This book scrutinizes the growth of the ‘eco-terrorism’ movement operating on a global scale, focusing on the main groups and their more radical offshoots, both historically and those currently active. These include Earth First!, the Earth Liberation Front, the Animal Liberation Front and the Sea Shepherd Conservation Society. It critically examines how these groups form and how they have evolved, their key personnel, their strategies and tactics, principles, motivating philosophies and attitudes to violence. Specifically, the book seeks to understand whether such groups inevitably evolve from activists to militants to terrorists, as the literature suggests. Lastly, it considers the future of such groups, asking whether they will become more prominent as more people become ecologically aware and as global environmental conditions deteriorate, or whether such groups have peaked as a force for environmental change.
You do not have access to this content

Gerald Nagtzaam

Chapter 6 sets out to explore the history and evolution of the Sea Shepherd Conservation Society (SSCS). It details the background of the group’s totemic leader Paul Watson and his childhood influences that led him to want to work to save oceanic creatures. It describes his oft-times fiery relationship with the environmental non-governmental organization Greenpeace and Watson’s rancorous exit from that organization. It then critically examines the formation of Earthforce, the stillborn antecedent group to the SSCS, and the creation in 1977 of the SSCS. It goes on to critically analyse the group’s ethos; its attraction to its members, its organizational structure, strategy and tactics; and its use of diplomacy, global media and militant direct action to achieve its goals. It further examines the SSCS’s attitude to violence carried out in the service of its mission and its distinction between violence against humans and property damage, which the group argues should not be considered a violent act.
You do not have access to this content

Gerald Nagtzaam

Chapter 7 provides a history of the various militant acts done by the SSCS since its inception. It focuses in particular on the ongoing annual confrontation between the SSCS and Japanese whalers in Antarctic waters. It further asks how effective the SSCS have been in their stated goals to end Japanese whaling and whether the methods are counterproductive to their stated goals. The chapter also critically examines the recent domestic state attempts to charge Watson and the SSCS for their actions.

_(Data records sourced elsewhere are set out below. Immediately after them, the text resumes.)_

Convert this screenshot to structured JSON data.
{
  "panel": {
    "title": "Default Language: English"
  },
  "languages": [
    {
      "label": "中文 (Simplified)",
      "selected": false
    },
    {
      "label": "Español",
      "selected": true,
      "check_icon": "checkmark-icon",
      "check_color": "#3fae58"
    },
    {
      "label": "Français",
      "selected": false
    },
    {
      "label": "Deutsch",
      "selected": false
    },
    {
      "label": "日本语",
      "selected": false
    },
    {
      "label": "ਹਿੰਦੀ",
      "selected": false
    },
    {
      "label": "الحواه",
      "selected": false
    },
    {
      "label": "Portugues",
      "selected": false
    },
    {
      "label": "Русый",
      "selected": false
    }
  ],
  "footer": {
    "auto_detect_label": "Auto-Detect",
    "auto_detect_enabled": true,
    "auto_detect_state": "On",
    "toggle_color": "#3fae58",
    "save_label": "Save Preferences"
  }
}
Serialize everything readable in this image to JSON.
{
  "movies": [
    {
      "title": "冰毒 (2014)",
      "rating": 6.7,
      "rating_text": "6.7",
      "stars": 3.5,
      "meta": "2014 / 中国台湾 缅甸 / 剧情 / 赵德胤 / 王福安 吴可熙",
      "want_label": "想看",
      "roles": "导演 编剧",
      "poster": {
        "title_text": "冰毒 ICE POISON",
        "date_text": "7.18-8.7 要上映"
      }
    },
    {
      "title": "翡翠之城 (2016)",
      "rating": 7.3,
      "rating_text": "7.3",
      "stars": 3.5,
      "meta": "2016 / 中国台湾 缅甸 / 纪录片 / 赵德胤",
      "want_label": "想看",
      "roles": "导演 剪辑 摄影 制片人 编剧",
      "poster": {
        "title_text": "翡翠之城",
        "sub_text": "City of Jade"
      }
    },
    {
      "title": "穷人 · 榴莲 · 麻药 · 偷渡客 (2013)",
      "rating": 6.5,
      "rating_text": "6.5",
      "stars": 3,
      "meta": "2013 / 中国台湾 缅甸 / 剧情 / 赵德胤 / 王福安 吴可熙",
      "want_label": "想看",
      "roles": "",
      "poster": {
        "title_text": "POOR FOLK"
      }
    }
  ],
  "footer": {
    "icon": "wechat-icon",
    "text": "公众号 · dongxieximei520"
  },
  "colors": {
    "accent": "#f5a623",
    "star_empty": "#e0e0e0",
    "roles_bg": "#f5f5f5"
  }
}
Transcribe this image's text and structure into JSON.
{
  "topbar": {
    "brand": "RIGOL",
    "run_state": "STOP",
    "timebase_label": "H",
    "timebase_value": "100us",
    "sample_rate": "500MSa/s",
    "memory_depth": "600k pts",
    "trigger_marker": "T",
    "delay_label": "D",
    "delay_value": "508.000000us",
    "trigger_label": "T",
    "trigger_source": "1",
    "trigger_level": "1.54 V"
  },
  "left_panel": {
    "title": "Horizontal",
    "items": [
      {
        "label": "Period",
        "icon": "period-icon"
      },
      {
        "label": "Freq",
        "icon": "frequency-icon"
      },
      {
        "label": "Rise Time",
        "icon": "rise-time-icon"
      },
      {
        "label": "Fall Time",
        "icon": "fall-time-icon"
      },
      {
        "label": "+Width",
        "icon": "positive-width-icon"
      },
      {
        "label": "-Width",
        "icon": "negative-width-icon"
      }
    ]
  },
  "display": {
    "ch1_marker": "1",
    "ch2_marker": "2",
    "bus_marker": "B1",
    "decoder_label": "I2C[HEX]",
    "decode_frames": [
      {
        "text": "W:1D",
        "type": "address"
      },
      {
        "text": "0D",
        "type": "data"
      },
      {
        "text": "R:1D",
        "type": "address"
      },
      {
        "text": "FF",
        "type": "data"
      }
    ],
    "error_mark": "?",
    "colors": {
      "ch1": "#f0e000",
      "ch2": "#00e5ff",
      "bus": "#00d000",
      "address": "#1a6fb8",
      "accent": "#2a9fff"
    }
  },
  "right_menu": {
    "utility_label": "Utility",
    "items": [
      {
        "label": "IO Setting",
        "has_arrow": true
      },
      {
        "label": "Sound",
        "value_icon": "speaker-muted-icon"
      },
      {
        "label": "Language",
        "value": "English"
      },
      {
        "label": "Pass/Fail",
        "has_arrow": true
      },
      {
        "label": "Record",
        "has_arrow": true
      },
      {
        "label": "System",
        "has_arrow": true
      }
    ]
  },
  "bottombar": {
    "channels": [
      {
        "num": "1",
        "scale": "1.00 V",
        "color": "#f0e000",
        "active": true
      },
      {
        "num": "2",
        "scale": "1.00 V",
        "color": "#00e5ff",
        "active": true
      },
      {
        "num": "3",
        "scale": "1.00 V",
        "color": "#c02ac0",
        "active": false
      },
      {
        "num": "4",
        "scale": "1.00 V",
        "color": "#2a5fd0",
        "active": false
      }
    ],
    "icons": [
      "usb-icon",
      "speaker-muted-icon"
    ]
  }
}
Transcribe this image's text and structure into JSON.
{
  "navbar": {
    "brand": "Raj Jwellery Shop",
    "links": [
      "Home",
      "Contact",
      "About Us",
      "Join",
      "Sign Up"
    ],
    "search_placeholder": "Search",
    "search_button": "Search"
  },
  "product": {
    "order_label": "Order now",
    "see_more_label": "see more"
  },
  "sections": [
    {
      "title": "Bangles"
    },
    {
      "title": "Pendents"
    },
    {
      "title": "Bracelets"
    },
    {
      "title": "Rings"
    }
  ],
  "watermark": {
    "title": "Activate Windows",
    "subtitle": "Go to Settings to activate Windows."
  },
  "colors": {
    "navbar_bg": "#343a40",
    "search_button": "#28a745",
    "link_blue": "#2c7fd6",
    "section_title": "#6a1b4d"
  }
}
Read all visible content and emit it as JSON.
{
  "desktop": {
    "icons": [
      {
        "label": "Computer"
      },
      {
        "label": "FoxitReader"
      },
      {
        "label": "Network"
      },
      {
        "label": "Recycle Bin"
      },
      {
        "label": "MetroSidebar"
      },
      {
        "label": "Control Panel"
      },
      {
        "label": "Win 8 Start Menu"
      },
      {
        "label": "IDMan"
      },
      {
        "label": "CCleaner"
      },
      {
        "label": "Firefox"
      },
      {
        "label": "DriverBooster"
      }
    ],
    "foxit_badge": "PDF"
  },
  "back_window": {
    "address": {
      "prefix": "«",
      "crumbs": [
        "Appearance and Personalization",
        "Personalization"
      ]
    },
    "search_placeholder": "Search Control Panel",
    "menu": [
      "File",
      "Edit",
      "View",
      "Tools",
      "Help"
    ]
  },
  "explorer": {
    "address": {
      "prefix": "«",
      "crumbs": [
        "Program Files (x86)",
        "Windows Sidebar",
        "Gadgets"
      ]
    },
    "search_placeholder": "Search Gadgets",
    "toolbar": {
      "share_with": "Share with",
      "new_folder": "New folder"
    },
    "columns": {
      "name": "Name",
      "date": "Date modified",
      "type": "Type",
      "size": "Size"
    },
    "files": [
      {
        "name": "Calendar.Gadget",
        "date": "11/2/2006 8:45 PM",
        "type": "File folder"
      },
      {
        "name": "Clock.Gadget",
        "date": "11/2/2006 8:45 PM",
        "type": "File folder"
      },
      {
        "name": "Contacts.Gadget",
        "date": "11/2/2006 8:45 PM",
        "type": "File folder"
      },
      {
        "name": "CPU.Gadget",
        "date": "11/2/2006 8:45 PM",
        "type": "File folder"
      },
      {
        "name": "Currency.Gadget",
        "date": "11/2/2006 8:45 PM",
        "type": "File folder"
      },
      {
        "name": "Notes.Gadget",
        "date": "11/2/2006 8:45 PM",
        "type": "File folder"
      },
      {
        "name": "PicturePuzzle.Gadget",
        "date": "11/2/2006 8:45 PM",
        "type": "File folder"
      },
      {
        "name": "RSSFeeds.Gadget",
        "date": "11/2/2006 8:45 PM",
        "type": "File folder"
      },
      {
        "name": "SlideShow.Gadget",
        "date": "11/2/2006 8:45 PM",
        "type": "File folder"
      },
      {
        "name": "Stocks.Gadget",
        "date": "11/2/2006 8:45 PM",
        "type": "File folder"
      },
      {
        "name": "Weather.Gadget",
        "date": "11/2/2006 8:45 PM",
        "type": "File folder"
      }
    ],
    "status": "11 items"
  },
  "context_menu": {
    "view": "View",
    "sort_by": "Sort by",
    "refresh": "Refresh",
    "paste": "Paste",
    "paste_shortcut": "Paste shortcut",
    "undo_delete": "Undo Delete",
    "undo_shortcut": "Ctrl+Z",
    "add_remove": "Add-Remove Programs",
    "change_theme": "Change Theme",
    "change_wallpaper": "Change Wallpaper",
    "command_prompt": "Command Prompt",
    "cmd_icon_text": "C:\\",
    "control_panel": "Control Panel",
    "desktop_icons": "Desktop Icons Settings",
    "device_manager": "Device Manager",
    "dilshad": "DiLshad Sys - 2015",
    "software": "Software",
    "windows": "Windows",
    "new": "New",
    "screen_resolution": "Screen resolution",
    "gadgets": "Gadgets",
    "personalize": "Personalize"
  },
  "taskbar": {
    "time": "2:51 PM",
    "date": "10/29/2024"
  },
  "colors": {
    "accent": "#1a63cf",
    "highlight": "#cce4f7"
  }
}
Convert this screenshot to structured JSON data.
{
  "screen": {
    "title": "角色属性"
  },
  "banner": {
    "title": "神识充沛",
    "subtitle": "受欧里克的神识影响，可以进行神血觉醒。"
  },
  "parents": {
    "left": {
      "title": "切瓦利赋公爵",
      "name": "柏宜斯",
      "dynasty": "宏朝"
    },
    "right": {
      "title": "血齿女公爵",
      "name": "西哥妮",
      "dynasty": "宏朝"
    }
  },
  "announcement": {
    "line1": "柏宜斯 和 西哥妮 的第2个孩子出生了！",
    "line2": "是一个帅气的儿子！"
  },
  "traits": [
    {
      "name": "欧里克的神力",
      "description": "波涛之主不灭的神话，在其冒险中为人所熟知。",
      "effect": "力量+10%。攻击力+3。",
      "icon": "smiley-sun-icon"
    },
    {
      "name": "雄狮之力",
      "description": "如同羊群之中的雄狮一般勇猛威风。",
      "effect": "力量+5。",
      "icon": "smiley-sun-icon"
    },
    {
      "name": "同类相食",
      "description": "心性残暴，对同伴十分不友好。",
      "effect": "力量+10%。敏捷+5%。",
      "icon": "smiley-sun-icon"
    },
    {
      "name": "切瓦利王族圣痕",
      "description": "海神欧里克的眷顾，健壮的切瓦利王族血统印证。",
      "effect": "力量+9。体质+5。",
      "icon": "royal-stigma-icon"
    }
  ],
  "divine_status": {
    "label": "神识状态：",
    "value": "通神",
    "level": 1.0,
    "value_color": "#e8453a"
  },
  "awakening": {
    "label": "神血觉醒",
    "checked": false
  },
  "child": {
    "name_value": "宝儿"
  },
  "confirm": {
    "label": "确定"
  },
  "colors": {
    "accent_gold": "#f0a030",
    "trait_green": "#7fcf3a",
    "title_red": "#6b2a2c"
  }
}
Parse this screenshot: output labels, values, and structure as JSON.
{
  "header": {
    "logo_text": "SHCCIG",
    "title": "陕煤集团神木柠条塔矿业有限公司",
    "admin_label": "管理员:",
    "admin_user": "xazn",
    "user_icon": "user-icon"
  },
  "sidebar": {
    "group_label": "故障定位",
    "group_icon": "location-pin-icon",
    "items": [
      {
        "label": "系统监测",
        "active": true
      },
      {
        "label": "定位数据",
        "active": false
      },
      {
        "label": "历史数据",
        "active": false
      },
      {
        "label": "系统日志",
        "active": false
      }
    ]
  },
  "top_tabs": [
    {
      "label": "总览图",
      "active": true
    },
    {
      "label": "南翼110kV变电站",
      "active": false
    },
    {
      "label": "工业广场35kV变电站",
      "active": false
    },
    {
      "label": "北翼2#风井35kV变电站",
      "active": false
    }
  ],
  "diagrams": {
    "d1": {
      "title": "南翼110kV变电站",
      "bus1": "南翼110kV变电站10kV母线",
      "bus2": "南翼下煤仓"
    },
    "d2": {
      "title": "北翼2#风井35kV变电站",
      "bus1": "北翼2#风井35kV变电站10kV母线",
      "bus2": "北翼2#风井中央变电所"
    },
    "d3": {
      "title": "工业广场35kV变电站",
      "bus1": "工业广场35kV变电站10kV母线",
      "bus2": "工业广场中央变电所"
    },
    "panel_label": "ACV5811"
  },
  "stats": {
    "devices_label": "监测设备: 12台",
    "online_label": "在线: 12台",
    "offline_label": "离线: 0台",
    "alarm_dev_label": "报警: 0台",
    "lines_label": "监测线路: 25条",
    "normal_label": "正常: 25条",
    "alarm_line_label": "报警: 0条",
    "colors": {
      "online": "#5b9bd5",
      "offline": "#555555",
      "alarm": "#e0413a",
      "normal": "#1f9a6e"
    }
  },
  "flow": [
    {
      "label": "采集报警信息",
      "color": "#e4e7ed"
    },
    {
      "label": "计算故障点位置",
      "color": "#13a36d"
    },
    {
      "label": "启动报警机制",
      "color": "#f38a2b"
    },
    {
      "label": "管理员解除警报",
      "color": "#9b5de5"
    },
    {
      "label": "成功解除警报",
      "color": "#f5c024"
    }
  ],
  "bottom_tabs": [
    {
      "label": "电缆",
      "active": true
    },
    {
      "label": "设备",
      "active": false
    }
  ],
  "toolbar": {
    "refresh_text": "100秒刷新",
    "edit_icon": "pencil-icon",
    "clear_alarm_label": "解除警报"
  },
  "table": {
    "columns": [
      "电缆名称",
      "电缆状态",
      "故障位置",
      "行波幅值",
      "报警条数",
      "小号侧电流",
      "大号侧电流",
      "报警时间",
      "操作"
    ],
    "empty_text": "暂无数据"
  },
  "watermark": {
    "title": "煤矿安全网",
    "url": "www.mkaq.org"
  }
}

It concludes by looking at the arrest of the group’s totemic leader and examining the implications for future campaigns. Lastly, the chapter looks at the opponents of the SSCS, in particular the Japanese government, and their labelling of the group as ‘pirates’ (a label the group wears proudly) and/or vigilantes or terrorists.
You do not have access to this content

Gerald Nagtzaam

Chapter 2 focuses on the ALF’s organizational structure and financing, the reasons people have joined the group, its relationship with mainstream environmental groups and the strategy and tactics utilized to attempt to achieve its goals. The chapter also provides a history of the actions carried out by the ALF. It further critically examines the ALF’s attitude to political violence and explores the reasons why it has proven to be the most violent of the ‘ecoterrorist’ groups, willing to proffer physical violence against those it designated an enemy. It provides a history of their campaigns and actions undertaken.
You do not have access to this content

Gerald Nagtzaam

Chapter 8 analyses the various claims to legitimacy made by the SSCS. It demonstrates how the unwieldiness of modern international oceanic law has enabled the Sea Shepherds to evade legal punishment for their actions. It considers how successful the SSCS has been and whether such success will continue on in the future and, finally, the chapter considers the previously examined radicalization theories, and whether the SSCS is an ecoterrorist group or should be better understood as a vigilante group willing to use political violence to achieve its goals.